It becomes apparent that Paul is not inventing a radically new requirement when he speaks of “discerning the body” in 1 Cor. 11:29. He is reaffirming the age-old mandate to “grieve for the affliction of Joseph,” to act justly as the community of God’s people. Apart from this, participation in the Supper, as was the case with the old covenant feasts, becomes an abomination which provokes judgment.
The telltale fact is that those old covenant feasts which carried the requirement of such discernment were feasts in which covenant children participated.
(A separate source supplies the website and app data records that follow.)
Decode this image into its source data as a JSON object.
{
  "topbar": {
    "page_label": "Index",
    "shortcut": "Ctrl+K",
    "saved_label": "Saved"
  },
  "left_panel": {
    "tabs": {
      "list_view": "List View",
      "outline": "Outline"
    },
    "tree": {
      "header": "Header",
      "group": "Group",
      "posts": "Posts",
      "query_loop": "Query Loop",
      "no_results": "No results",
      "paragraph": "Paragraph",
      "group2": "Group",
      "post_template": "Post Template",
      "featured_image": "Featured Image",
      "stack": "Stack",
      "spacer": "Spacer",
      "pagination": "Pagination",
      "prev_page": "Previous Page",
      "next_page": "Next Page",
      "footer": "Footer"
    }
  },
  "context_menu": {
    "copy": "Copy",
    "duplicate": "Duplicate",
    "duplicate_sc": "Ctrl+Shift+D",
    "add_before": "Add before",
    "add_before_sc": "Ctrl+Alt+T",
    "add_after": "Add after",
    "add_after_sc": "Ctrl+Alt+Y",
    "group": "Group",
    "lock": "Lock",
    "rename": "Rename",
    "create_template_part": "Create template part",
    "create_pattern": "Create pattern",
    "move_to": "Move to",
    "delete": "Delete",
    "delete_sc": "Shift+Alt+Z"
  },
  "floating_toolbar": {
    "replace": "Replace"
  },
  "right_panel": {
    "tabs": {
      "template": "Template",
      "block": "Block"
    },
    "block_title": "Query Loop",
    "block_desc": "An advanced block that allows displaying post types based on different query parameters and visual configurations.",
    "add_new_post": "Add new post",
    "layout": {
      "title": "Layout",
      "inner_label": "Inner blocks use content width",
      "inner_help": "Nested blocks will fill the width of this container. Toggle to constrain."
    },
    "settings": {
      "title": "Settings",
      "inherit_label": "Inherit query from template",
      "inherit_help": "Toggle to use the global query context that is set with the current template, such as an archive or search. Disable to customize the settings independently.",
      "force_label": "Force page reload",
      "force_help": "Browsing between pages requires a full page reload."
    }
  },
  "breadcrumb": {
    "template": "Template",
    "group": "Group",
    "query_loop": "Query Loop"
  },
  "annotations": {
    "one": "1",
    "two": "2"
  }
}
When God prescribed a central place of worship (Deuteronomy 12), He mandated that “your burnt offerings, your sacrifices, your tithes, the heave offerings of your hand, your vowed offerings, your freewill offerings, and the firstlings of your herds and flocks” were to be offered there (Deut. 12:6). These were to be offered with rejoicing by “you and your households” (12:7); “you and your sons and your daughters,” as well as other household members such as servants (12:12). Again:
You shall keep the Feast of Weeks to the LORD.... You shall rejoice before the LORD your God, you and your son and your daughter.... You shall observe the Feast of Tabernacles.... you shall rejoice in your feast, you and your son and your daughter.... [Deut. 16:10, 11, 13, 14]
Likewise, Passover was a household feast (Exodus 12:2) which was to be celebrated by “you and your sons forever” (Exodus 12:24). In this case, “sons” almost certainly refers to children, because the same word appears two verses later (where the NKJV translates it children): “And it shall be, when your sons say to you, 'What is this service to you....'” The fact of participation by “you and your sons” is in fact what prompts the sons' question.
The point then, is that “discernment of the body” is a requirement rooted in the old covenant sacraments and feasts. Since those rites included children, we have no ground to suppose that under the new covenant the same requirement will exclude children.
To the contrary, given Paul’s logic regarding the body of Christ and the sacrament in 1 Corinthians 10:16-17, those who belong to the body belong at the table. Rightly discerning the body involves welcoming our children back to the table, because they are indeed part of the body of Christ; they are those “who have nothing,” and yet to whom belong the kingdom of heaven (Matt. 19:13-14). If we wish to heed the call to “discern the body,” repenting of our current habit of excluding the children of the covenant from the table would be a good place to start.
Fuller argumentation regarding 1 Corinthians 11 can be found in my book, Feed My Lambs, which devotes 35 pages to the passage, and focuses most extensively on verses 28-32.